*SUPPLIED DATA*
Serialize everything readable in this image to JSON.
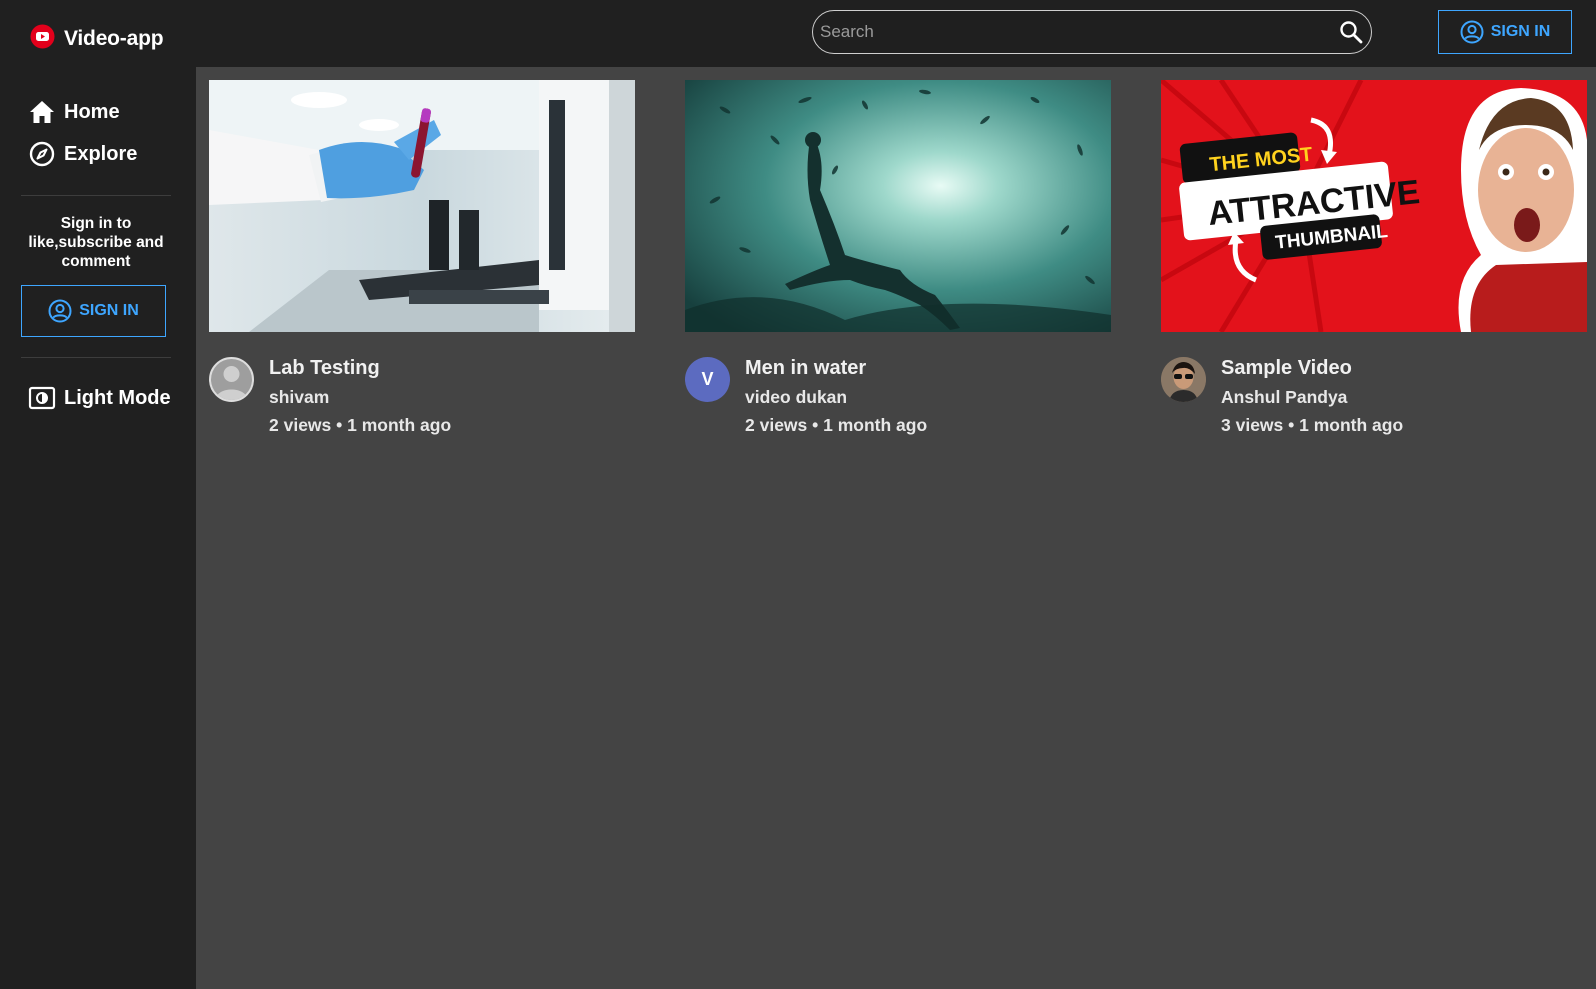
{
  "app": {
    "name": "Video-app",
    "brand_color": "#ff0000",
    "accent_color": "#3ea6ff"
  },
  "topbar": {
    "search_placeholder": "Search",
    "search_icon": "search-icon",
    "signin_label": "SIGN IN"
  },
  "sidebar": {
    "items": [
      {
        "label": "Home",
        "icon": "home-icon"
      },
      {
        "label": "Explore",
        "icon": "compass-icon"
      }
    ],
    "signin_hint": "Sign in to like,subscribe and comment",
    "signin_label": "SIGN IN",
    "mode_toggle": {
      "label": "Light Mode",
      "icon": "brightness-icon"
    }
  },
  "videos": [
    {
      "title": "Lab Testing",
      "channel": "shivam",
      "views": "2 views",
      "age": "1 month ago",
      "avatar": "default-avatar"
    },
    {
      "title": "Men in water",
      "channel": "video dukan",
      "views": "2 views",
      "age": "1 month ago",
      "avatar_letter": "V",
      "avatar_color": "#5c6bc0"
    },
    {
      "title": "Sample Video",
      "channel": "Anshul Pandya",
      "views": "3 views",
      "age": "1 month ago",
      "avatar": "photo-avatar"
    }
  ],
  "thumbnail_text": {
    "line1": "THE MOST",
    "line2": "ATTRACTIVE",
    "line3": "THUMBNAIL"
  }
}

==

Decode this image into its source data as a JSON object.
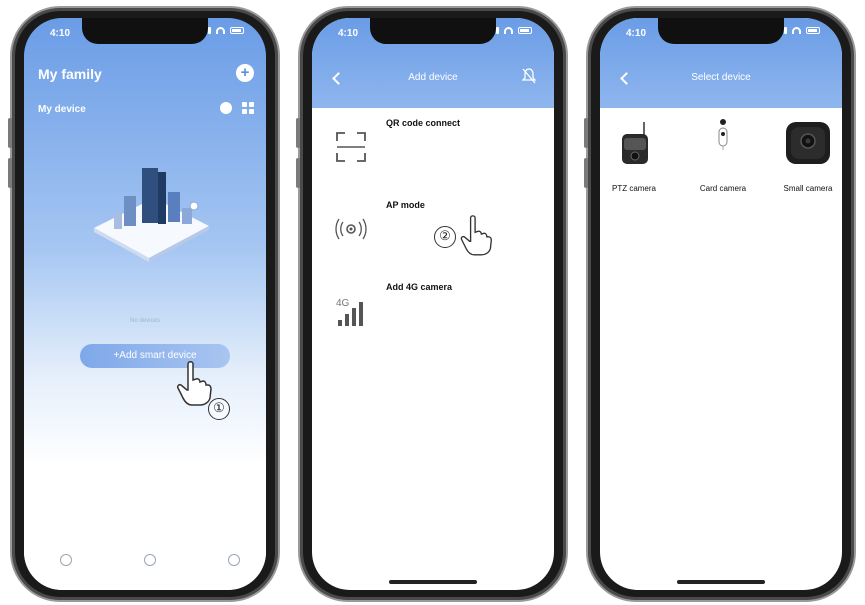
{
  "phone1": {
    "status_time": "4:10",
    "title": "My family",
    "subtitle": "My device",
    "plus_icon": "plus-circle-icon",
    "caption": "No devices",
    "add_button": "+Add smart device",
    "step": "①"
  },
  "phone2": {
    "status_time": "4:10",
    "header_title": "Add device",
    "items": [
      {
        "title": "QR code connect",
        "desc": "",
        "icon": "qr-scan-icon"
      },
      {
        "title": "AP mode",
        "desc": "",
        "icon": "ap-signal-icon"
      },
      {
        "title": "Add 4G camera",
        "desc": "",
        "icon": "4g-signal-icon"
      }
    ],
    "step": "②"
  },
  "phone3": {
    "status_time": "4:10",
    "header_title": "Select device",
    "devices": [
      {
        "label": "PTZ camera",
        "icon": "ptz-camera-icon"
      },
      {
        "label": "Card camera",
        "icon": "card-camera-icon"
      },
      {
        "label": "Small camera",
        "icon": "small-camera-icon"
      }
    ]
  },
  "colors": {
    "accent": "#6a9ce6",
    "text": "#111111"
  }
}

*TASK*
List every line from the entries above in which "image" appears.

*EXPECTED OUTPUT*
Serialize everything readable in this image to JSON.
Decode this image into its source data as a JSON object.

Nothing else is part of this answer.